***** Material provided *****

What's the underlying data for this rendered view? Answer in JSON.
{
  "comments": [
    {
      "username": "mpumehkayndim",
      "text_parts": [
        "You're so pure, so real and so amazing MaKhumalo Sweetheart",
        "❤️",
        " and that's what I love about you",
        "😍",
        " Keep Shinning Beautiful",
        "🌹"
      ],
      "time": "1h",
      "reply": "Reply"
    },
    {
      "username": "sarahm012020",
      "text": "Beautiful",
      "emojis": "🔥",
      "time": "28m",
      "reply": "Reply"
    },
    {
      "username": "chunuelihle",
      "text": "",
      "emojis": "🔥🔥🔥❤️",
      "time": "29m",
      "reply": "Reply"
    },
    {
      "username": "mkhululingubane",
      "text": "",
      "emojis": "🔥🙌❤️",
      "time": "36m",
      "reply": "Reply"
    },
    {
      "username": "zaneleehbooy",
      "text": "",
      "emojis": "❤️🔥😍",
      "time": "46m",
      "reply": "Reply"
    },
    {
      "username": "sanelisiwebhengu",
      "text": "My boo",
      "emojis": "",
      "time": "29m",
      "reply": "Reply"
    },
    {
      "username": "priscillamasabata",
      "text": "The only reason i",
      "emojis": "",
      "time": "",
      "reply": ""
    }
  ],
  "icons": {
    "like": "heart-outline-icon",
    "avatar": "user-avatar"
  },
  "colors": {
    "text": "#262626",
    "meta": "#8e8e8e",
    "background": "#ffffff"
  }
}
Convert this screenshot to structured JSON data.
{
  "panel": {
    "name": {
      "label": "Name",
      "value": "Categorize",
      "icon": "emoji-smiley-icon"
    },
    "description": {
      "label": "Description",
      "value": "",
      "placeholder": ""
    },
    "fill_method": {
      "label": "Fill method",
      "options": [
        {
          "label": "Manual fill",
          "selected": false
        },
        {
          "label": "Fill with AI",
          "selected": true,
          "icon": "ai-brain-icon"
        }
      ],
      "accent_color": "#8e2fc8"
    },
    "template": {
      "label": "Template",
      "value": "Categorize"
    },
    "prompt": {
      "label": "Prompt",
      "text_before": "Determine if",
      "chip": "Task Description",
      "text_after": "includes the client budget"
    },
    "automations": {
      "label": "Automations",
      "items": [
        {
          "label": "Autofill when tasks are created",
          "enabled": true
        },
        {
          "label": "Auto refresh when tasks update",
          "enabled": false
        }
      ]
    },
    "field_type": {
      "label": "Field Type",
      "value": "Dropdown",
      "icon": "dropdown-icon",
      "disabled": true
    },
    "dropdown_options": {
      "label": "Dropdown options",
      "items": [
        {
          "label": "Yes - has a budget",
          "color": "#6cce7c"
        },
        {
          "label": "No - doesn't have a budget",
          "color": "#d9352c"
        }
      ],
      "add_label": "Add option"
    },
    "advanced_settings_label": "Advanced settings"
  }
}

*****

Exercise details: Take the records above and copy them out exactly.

Written answer:
What's the underlying data for this rendered view? Answer in JSON.
{
  "comments": [
    {
      "username": "mpumehkayndim",
      "text_parts": [
        "You're so pure, so real and so amazing MaKhumalo Sweetheart",
        "❤️",
        " and that's what I love about you",
        "😍",
        " Keep Shinning Beautiful",
        "🌹"
      ],
      "time": "1h",
      "reply": "Reply"
    },
    {
      "username": "sarahm012020",
      "text": "Beautiful",
      "emojis": "🔥",
      "time": "28m",
      "reply": "Reply"
    },
    {
      "username": "chunuelihle",
      "text": "",
      "emojis": "🔥🔥🔥❤️",
      "time": "29m",
      "reply": "Reply"
    },
    {
      "username": "mkhululingubane",
      "text": "",
      "emojis": "🔥🙌❤️",
      "time": "36m",
      "reply": "Reply"
    },
    {
      "username": "zaneleehbooy",
      "text": "",
      "emojis": "❤️🔥😍",
      "time": "46m",
      "reply": "Reply"
    },
    {
      "username": "sanelisiwebhengu",
      "text": "My boo",
      "emojis": "",
      "time": "29m",
      "reply": "Reply"
    },
    {
      "username": "priscillamasabata",
      "text": "The only reason i",
      "emojis": "",
      "time": "",
      "reply": ""
    }
  ],
  "icons": {
    "like": "heart-outline-icon",
    "avatar": "user-avatar"
  },
  "colors": {
    "text": "#262626",
    "meta": "#8e8e8e",
    "background": "#ffffff"
  }
}
Convert this screenshot to structured JSON data.
{
  "panel": {
    "name": {
      "label": "Name",
      "value": "Categorize",
      "icon": "emoji-smiley-icon"
    },
    "description": {
      "label": "Description",
      "value": "",
      "placeholder": ""
    },
    "fill_method": {
      "label": "Fill method",
      "options": [
        {
          "label": "Manual fill",
          "selected": false
        },
        {
          "label": "Fill with AI",
          "selected": true,
          "icon": "ai-brain-icon"
        }
      ],
      "accent_color": "#8e2fc8"
    },
    "template": {
      "label": "Template",
      "value": "Categorize"
    },
    "prompt": {
      "label": "Prompt",
      "text_before": "Determine if",
      "chip": "Task Description",
      "text_after": "includes the client budget"
    },
    "automations": {
      "label": "Automations",
      "items": [
        {
          "label": "Autofill when tasks are created",
          "enabled": true
        },
        {
          "label": "Auto refresh when tasks update",
          "enabled": false
        }
      ]
    },
    "field_type": {
      "label": "Field Type",
      "value": "Dropdown",
      "icon": "dropdown-icon",
      "disabled": true
    },
    "dropdown_options": {
      "label": "Dropdown options",
      "items": [
        {
          "label": "Yes - has a budget",
          "color": "#6cce7c"
        },
        {
          "label": "No - doesn't have a budget",
          "color": "#d9352c"
        }
      ],
      "add_label": "Add option"
    },
    "advanced_settings_label": "Advanced settings"
  }
}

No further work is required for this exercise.